**EXERCISE DESCRIPTION**
Return the data word for word. Pictures are to be omitted.

**RECORDED INFORMATION**
■ ■ ■

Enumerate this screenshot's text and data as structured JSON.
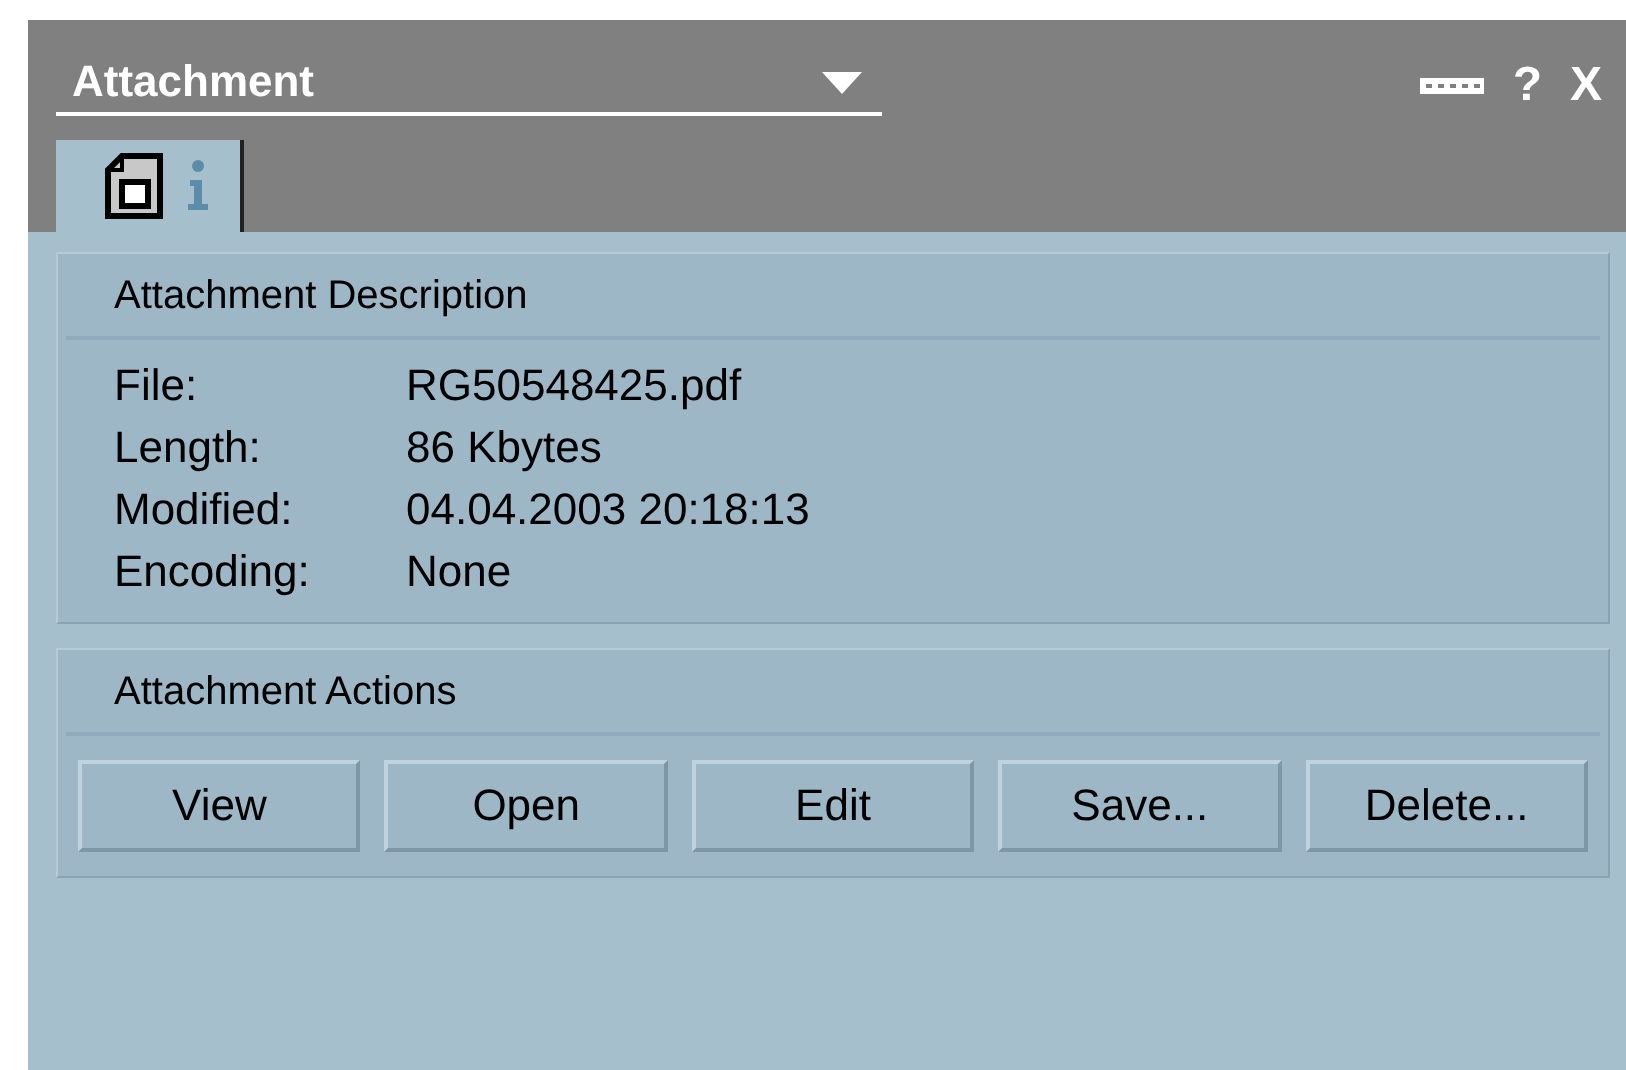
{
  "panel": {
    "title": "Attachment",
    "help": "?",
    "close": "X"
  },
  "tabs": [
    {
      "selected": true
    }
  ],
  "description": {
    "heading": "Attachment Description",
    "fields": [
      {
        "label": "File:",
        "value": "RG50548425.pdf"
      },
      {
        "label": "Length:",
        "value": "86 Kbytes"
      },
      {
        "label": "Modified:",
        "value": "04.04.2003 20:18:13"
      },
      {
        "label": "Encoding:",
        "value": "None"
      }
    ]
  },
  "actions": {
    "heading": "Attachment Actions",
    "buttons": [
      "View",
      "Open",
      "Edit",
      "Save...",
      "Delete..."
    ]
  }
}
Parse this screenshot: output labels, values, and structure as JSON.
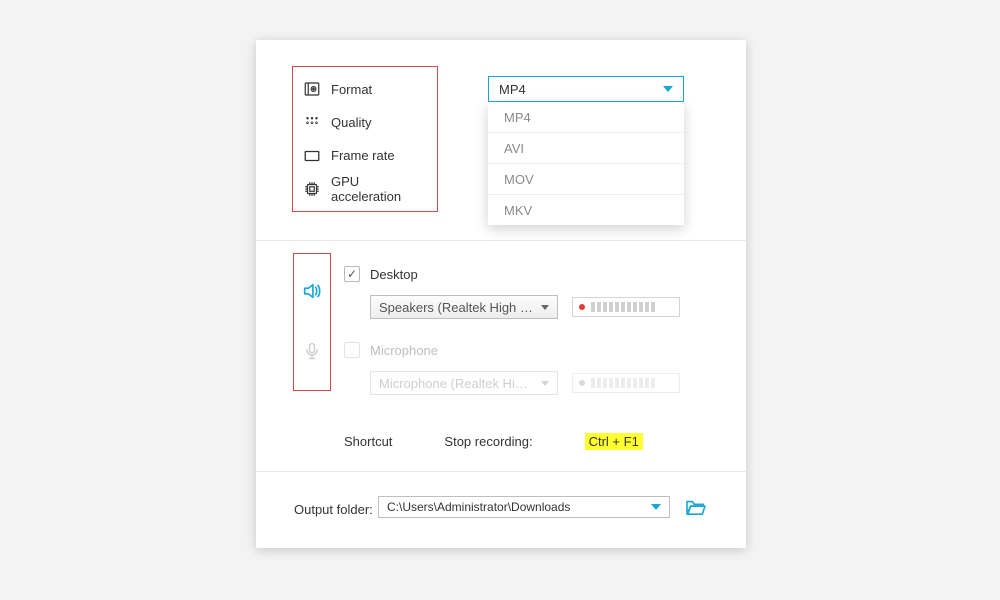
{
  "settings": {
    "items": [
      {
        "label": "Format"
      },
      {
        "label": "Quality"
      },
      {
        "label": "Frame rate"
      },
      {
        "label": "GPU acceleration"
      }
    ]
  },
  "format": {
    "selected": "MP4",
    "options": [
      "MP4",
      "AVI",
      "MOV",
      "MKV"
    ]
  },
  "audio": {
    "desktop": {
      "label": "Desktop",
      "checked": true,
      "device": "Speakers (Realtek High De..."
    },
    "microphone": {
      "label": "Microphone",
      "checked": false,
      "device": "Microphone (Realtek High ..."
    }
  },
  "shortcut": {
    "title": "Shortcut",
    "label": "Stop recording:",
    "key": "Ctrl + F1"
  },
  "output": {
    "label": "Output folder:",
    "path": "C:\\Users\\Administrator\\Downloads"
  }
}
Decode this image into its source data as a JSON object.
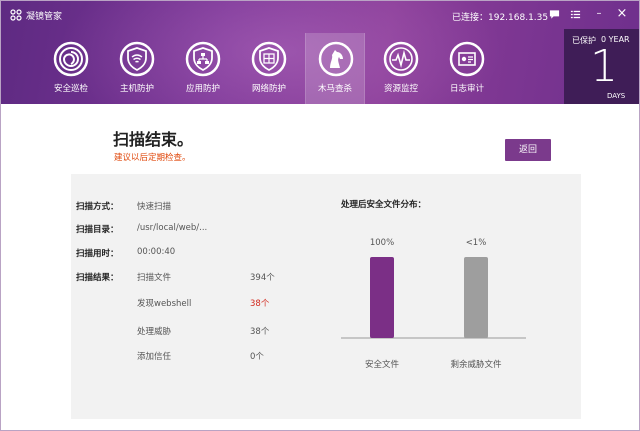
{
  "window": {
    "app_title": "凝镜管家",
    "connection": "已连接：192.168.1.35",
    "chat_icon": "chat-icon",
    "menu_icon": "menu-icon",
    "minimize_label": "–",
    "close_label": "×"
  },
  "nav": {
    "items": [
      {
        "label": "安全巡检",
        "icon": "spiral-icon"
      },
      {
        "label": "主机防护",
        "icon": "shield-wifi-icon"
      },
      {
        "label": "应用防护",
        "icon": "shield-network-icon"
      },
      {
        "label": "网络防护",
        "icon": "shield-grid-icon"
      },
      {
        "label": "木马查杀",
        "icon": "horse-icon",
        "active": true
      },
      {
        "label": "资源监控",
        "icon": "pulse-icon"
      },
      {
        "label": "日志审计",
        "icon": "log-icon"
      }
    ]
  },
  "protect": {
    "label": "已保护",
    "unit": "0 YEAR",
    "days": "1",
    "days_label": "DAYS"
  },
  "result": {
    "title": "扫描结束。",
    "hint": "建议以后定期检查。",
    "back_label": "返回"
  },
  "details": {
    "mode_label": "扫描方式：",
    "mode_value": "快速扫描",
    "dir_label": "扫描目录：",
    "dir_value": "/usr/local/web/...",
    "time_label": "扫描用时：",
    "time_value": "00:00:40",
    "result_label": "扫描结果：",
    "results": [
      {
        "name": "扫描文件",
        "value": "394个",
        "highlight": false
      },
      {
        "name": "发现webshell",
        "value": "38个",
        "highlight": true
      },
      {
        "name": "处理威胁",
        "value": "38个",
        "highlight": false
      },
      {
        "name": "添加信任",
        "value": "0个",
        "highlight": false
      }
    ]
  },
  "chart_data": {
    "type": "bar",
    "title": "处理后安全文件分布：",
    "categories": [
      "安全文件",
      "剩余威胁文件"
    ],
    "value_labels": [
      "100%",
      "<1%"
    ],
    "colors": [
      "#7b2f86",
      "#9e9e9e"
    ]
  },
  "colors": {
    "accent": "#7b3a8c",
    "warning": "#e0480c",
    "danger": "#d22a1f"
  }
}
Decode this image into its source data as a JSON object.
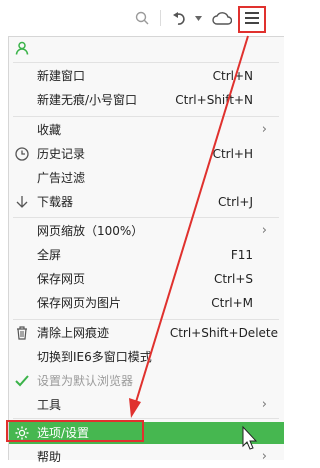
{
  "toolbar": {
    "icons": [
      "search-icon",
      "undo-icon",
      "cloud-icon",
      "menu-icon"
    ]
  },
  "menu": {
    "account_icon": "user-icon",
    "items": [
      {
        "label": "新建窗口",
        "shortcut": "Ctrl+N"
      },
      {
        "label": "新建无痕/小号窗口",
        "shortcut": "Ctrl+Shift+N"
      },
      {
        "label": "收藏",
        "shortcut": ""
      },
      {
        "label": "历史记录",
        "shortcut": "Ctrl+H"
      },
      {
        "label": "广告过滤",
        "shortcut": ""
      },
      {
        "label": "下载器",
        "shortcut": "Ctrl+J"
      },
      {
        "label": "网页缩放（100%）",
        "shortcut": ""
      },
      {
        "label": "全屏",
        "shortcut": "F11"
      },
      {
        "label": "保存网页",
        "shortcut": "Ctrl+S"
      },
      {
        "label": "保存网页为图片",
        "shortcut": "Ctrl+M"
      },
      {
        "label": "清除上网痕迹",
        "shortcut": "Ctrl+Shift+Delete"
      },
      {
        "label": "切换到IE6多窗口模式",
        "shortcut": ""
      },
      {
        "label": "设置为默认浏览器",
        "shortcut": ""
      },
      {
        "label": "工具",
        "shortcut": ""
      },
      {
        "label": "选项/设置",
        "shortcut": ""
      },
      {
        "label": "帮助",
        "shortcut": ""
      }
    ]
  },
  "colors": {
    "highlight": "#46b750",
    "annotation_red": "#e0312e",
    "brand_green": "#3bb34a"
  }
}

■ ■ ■

**RESULT OF THE TASK**
Enumerate this screenshot's text and data as structured JSON.
{
  "panel": {
    "title": "Attachment",
    "help": "?",
    "close": "X"
  },
  "tabs": [
    {
      "selected": true
    }
  ],
  "description": {
    "heading": "Attachment Description",
    "fields": [
      {
        "label": "File:",
        "value": "RG50548425.pdf"
      },
      {
        "label": "Length:",
        "value": "86 Kbytes"
      },
      {
        "label": "Modified:",
        "value": "04.04.2003 20:18:13"
      },
      {
        "label": "Encoding:",
        "value": "None"
      }
    ]
  },
  "actions": {
    "heading": "Attachment Actions",
    "buttons": [
      "View",
      "Open",
      "Edit",
      "Save...",
      "Delete..."
    ]
  }
}
Parse this screenshot: output labels, values, and structure as JSON.
{
  "settings": {
    "items": [
      {
        "label": "Format"
      },
      {
        "label": "Quality"
      },
      {
        "label": "Frame rate"
      },
      {
        "label": "GPU acceleration"
      }
    ]
  },
  "format": {
    "selected": "MP4",
    "options": [
      "MP4",
      "AVI",
      "MOV",
      "MKV"
    ]
  },
  "audio": {
    "desktop": {
      "label": "Desktop",
      "checked": true,
      "device": "Speakers (Realtek High De..."
    },
    "microphone": {
      "label": "Microphone",
      "checked": false,
      "device": "Microphone (Realtek High ..."
    }
  },
  "shortcut": {
    "title": "Shortcut",
    "label": "Stop recording:",
    "key": "Ctrl + F1"
  },
  "output": {
    "label": "Output folder:",
    "path": "C:\\Users\\Administrator\\Downloads"
  }
}
Decode this image into its source data as a JSON object.
{
  "window": {
    "app_title": "凝镜管家",
    "connection": "已连接：192.168.1.35",
    "chat_icon": "chat-icon",
    "menu_icon": "menu-icon",
    "minimize_label": "–",
    "close_label": "×"
  },
  "nav": {
    "items": [
      {
        "label": "安全巡检",
        "icon": "spiral-icon"
      },
      {
        "label": "主机防护",
        "icon": "shield-wifi-icon"
      },
      {
        "label": "应用防护",
        "icon": "shield-network-icon"
      },
      {
        "label": "网络防护",
        "icon": "shield-grid-icon"
      },
      {
        "label": "木马查杀",
        "icon": "horse-icon",
        "active": true
      },
      {
        "label": "资源监控",
        "icon": "pulse-icon"
      },
      {
        "label": "日志审计",
        "icon": "log-icon"
      }
    ]
  },
  "protect": {
    "label": "已保护",
    "unit": "0 YEAR",
    "days": "1",
    "days_label": "DAYS"
  },
  "result": {
    "title": "扫描结束。",
    "hint": "建议以后定期检查。",
    "back_label": "返回"
  },
  "details": {
    "mode_label": "扫描方式：",
    "mode_value": "快速扫描",
    "dir_label": "扫描目录：",
    "dir_value": "/usr/local/web/...",
    "time_label": "扫描用时：",
    "time_value": "00:00:40",
    "result_label": "扫描结果：",
    "results": [
      {
        "name": "扫描文件",
        "value": "394个",
        "highlight": false
      },
      {
        "name": "发现webshell",
        "value": "38个",
        "highlight": true
      },
      {
        "name": "处理威胁",
        "value": "38个",
        "highlight": false
      },
      {
        "name": "添加信任",
        "value": "0个",
        "highlight": false
      }
    ]
  },
  "chart_data": {
    "type": "bar",
    "title": "处理后安全文件分布：",
    "categories": [
      "安全文件",
      "剩余威胁文件"
    ],
    "value_labels": [
      "100%",
      "<1%"
    ],
    "colors": [
      "#7b2f86",
      "#9e9e9e"
    ]
  },
  "colors": {
    "accent": "#7b3a8c",
    "warning": "#e0480c",
    "danger": "#d22a1f"
  }
}
Decode this image into its source data as a JSON object.
{
  "toolbar": {
    "icons": [
      "search-icon",
      "undo-icon",
      "cloud-icon",
      "menu-icon"
    ]
  },
  "menu": {
    "account_icon": "user-icon",
    "items": [
      {
        "label": "新建窗口",
        "shortcut": "Ctrl+N"
      },
      {
        "label": "新建无痕/小号窗口",
        "shortcut": "Ctrl+Shift+N"
      },
      {
        "label": "收藏",
        "shortcut": ""
      },
      {
        "label": "历史记录",
        "shortcut": "Ctrl+H"
      },
      {
        "label": "广告过滤",
        "shortcut": ""
      },
      {
        "label": "下载器",
        "shortcut": "Ctrl+J"
      },
      {
        "label": "网页缩放（100%）",
        "shortcut": ""
      },
      {
        "label": "全屏",
        "shortcut": "F11"
      },
      {
        "label": "保存网页",
        "shortcut": "Ctrl+S"
      },
      {
        "label": "保存网页为图片",
        "shortcut": "Ctrl+M"
      },
      {
        "label": "清除上网痕迹",
        "shortcut": "Ctrl+Shift+Delete"
      },
      {
        "label": "切换到IE6多窗口模式",
        "shortcut": ""
      },
      {
        "label": "设置为默认浏览器",
        "shortcut": ""
      },
      {
        "label": "工具",
        "shortcut": ""
      },
      {
        "label": "选项/设置",
        "shortcut": ""
      },
      {
        "label": "帮助",
        "shortcut": ""
      }
    ]
  },
  "colors": {
    "highlight": "#46b750",
    "annotation_red": "#e0312e",
    "brand_green": "#3bb34a"
  }
}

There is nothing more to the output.